==== Given records
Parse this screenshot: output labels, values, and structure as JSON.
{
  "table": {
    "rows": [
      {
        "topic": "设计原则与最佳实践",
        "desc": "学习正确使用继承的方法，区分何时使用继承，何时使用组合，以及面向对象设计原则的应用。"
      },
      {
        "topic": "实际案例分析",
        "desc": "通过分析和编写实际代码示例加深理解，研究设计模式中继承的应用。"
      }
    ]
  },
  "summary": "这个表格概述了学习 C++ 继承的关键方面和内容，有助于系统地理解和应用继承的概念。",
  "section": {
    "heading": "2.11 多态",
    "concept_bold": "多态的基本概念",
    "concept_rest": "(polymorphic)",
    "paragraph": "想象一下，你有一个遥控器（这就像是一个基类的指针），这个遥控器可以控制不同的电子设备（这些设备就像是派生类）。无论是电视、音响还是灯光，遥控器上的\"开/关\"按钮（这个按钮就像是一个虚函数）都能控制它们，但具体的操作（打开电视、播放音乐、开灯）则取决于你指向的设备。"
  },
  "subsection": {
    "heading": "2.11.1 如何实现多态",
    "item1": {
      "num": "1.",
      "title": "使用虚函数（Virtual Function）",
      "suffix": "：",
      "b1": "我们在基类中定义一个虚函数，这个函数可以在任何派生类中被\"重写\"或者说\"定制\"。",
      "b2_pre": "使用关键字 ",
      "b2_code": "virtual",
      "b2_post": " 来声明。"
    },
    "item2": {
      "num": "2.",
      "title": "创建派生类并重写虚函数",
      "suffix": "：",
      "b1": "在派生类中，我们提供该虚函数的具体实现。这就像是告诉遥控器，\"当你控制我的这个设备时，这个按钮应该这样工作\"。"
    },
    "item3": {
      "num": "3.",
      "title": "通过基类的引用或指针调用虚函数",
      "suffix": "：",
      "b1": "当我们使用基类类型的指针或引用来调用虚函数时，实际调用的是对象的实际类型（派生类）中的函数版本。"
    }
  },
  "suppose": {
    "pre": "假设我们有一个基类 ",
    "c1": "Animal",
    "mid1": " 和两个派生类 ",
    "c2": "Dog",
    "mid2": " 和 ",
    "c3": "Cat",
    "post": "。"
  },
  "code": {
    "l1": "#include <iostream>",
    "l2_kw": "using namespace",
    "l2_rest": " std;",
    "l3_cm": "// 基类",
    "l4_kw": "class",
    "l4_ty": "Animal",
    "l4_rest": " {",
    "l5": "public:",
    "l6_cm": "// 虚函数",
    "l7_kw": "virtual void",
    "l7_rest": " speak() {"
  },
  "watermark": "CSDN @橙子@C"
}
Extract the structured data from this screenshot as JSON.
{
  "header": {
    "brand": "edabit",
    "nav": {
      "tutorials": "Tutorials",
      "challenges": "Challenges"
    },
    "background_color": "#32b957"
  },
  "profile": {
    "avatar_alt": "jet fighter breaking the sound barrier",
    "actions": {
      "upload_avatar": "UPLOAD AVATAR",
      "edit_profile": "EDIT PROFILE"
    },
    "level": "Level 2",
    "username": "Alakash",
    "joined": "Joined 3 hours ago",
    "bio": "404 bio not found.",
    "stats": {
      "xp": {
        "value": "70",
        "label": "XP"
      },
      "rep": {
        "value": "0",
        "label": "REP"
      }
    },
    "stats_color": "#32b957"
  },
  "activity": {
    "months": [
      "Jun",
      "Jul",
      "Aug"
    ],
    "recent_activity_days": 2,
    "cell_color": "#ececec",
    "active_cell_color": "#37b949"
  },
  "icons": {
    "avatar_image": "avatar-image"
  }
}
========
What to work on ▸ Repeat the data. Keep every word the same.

Solution to the problem ▸
Parse this screenshot: output labels, values, and structure as JSON.
{
  "table": {
    "rows": [
      {
        "topic": "设计原则与最佳实践",
        "desc": "学习正确使用继承的方法，区分何时使用继承，何时使用组合，以及面向对象设计原则的应用。"
      },
      {
        "topic": "实际案例分析",
        "desc": "通过分析和编写实际代码示例加深理解，研究设计模式中继承的应用。"
      }
    ]
  },
  "summary": "这个表格概述了学习 C++ 继承的关键方面和内容，有助于系统地理解和应用继承的概念。",
  "section": {
    "heading": "2.11 多态",
    "concept_bold": "多态的基本概念",
    "concept_rest": "(polymorphic)",
    "paragraph": "想象一下，你有一个遥控器（这就像是一个基类的指针），这个遥控器可以控制不同的电子设备（这些设备就像是派生类）。无论是电视、音响还是灯光，遥控器上的\"开/关\"按钮（这个按钮就像是一个虚函数）都能控制它们，但具体的操作（打开电视、播放音乐、开灯）则取决于你指向的设备。"
  },
  "subsection": {
    "heading": "2.11.1 如何实现多态",
    "item1": {
      "num": "1.",
      "title": "使用虚函数（Virtual Function）",
      "suffix": "：",
      "b1": "我们在基类中定义一个虚函数，这个函数可以在任何派生类中被\"重写\"或者说\"定制\"。",
      "b2_pre": "使用关键字 ",
      "b2_code": "virtual",
      "b2_post": " 来声明。"
    },
    "item2": {
      "num": "2.",
      "title": "创建派生类并重写虚函数",
      "suffix": "：",
      "b1": "在派生类中，我们提供该虚函数的具体实现。这就像是告诉遥控器，\"当你控制我的这个设备时，这个按钮应该这样工作\"。"
    },
    "item3": {
      "num": "3.",
      "title": "通过基类的引用或指针调用虚函数",
      "suffix": "：",
      "b1": "当我们使用基类类型的指针或引用来调用虚函数时，实际调用的是对象的实际类型（派生类）中的函数版本。"
    }
  },
  "suppose": {
    "pre": "假设我们有一个基类 ",
    "c1": "Animal",
    "mid1": " 和两个派生类 ",
    "c2": "Dog",
    "mid2": " 和 ",
    "c3": "Cat",
    "post": "。"
  },
  "code": {
    "l1": "#include <iostream>",
    "l2_kw": "using namespace",
    "l2_rest": " std;",
    "l3_cm": "// 基类",
    "l4_kw": "class",
    "l4_ty": "Animal",
    "l4_rest": " {",
    "l5": "public:",
    "l6_cm": "// 虚函数",
    "l7_kw": "virtual void",
    "l7_rest": " speak() {"
  },
  "watermark": "CSDN @橙子@C"
}
Extract the structured data from this screenshot as JSON.
{
  "header": {
    "brand": "edabit",
    "nav": {
      "tutorials": "Tutorials",
      "challenges": "Challenges"
    },
    "background_color": "#32b957"
  },
  "profile": {
    "avatar_alt": "jet fighter breaking the sound barrier",
    "actions": {
      "upload_avatar": "UPLOAD AVATAR",
      "edit_profile": "EDIT PROFILE"
    },
    "level": "Level 2",
    "username": "Alakash",
    "joined": "Joined 3 hours ago",
    "bio": "404 bio not found.",
    "stats": {
      "xp": {
        "value": "70",
        "label": "XP"
      },
      "rep": {
        "value": "0",
        "label": "REP"
      }
    },
    "stats_color": "#32b957"
  },
  "activity": {
    "months": [
      "Jun",
      "Jul",
      "Aug"
    ],
    "recent_activity_days": 2,
    "cell_color": "#ececec",
    "active_cell_color": "#37b949"
  },
  "icons": {
    "avatar_image": "avatar-image"
  }
}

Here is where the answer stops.